Humor makes uncomfortable situations more comfortable. It allows individuals to laugh no matter how grim living gets. It is such a nice feeling people will pay money to others to make them laugh. It is cathartic; it encourages an individual to purge their problems and painful emotions through the joy of laughter.

Study top comedians and you will soon realize that those skilled in delivering humor are great storytellers. Comedy is often based upon conflicting drama thrown up in life. It is not funny having to be funny. You need to be seriously funny to impress others. It is no joke. I mean that seriously.

Comedy and wit have little to do with an ability to tell jokes, or gags as they are sometimes referred to. People who 'tell jokes' are often seen as boring individuals with little sense of humor. They often begin their comedy routine with words along the line of 'Have you heard the one about "? True comedy is the practically enacted theory of the absurdities so often found in human relationships.

Experienced comedians are not afraid to laugh at themselves because humor is a universal human activity that allows the comedian to become a philosophical spectator of his own life in relation to those around him. Popular topics often revolve around the boss, their children and / or their partner or spouse.

As a professional speaker I have two roles. As an after-dinner speaker my sole purpose is to entertain the audience. As a keynote, motivational presenter I become a serious speaker seeking to help my audience remember important messages by using humor as a powerful tool. I have learned from experience that even the most focussed of audiences have an attention span of less than seven minutes. By injecting humor into my talks I help my audience stay alert and absorb important material.

Laughter is the best medicine. Unless of course you are asthmatic when inhaled steroids are likely to come highest on your list. Which is why I am so popular with healthcare professionals. As the saying goes 'Physician heal thy self' this is exactly what I am helping to facilitate when I make my medical audiences laugh.

Laughter is a physiological response to a trigger I activate in the audience. Members of the medical profession are no different to anyone else. They regularly feel anxiety, stress and even anger. By making them laugh I pull on a laughter trigger that releases endorphins, which in turn, counteracts the unpleasantness they may be feeling at that moment in time. Furthermore, happy people feel good to be around. Patients can feel so much better simply by being around healthcare professionals who appear happy. Everyone hates a 'doctor death' character who always look as if they are about to give out bad news.

Laughter in the workplace is important too for the boosting of staff morale and for the increase in productivity that usually follows. A happy staff is a productive staff.

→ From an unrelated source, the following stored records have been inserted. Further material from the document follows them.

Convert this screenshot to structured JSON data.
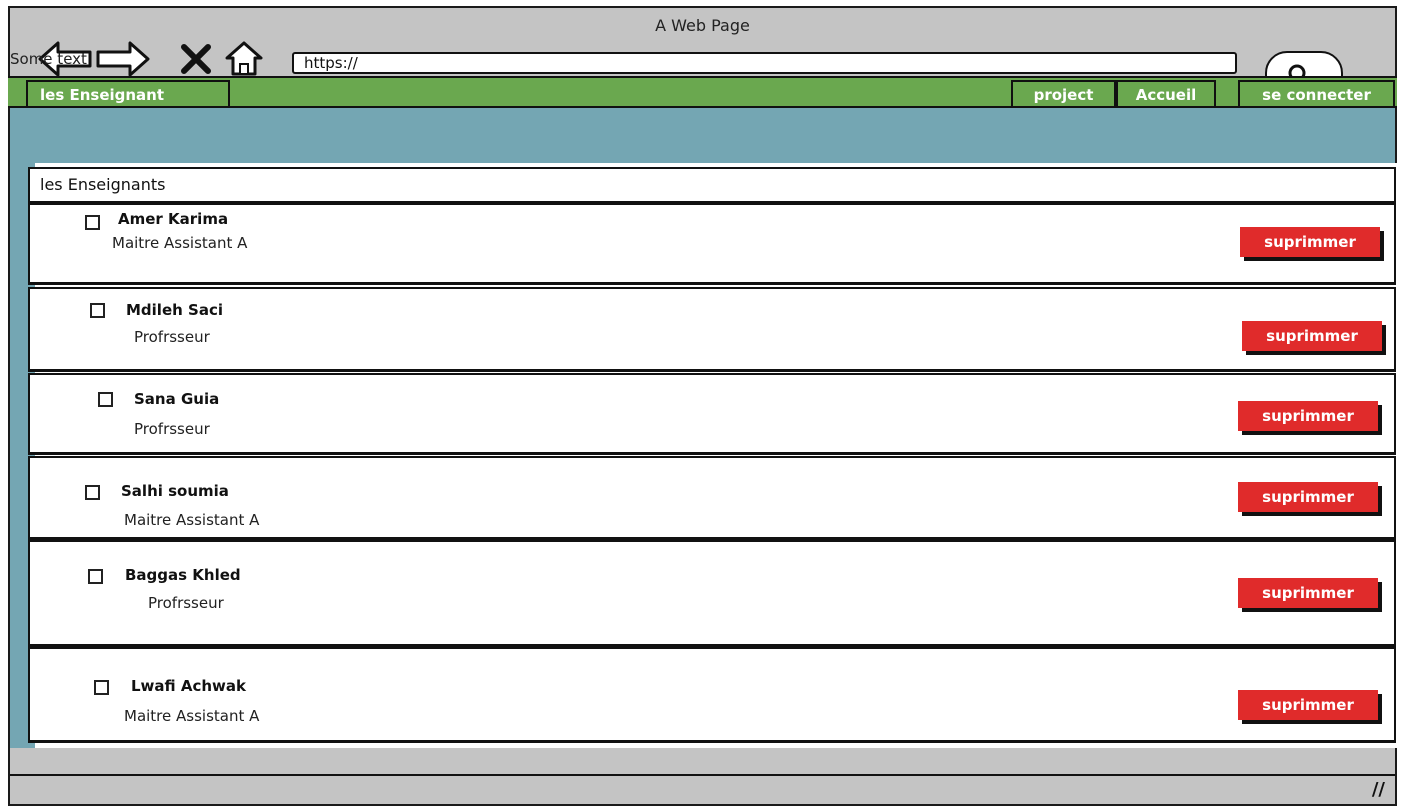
{
  "window": {
    "title": "A Web Page",
    "overlay_text": "Some text"
  },
  "browser": {
    "url": "https://",
    "icons": [
      "back-arrow-icon",
      "forward-arrow-icon",
      "close-icon",
      "home-icon",
      "search-icon"
    ]
  },
  "menu": {
    "left_item": "les Enseignant",
    "right_items": [
      "project",
      "Accueil",
      "se connecter"
    ]
  },
  "list": {
    "heading": "les Enseignants",
    "delete_label": "suprimmer",
    "teachers": [
      {
        "name": "Amer Karima",
        "rank": "Maitre Assistant A"
      },
      {
        "name": "Mdileh Saci",
        "rank": "Profrsseur"
      },
      {
        "name": "Sana Guia",
        "rank": "Profrsseur"
      },
      {
        "name": "Salhi soumia",
        "rank": "Maitre Assistant A"
      },
      {
        "name": "Baggas Khled",
        "rank": "Profrsseur"
      },
      {
        "name": "Lwafi Achwak",
        "rank": "Maitre Assistant A"
      }
    ]
  },
  "colors": {
    "menubar": "#6aa84f",
    "content_bg": "#74a6b3",
    "delete_button": "#e02b2b",
    "chrome": "#c4c4c4"
  }
}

During the talks I give around the world I often use examples of humorous real-life examples from my own family relationships to illustrate the principles of human awareness. Looking at an audience I can usually tell those going through a difficult relationship. They are the miserable looking individuals who work so hard trying not to even smile when those around them are struggling to stem a flow of uncontrollable laughter. I always work on the principle 'you can not please all of the people all of the time'. I think Abraham Lincoln said that. Or was it Bob Dylan?

In conclusion ~ humor is a fundamental basic in the art of effective public speaking. It can make the difference between a great talk with an enthusiastic audience and a disastrous monotonous monologue.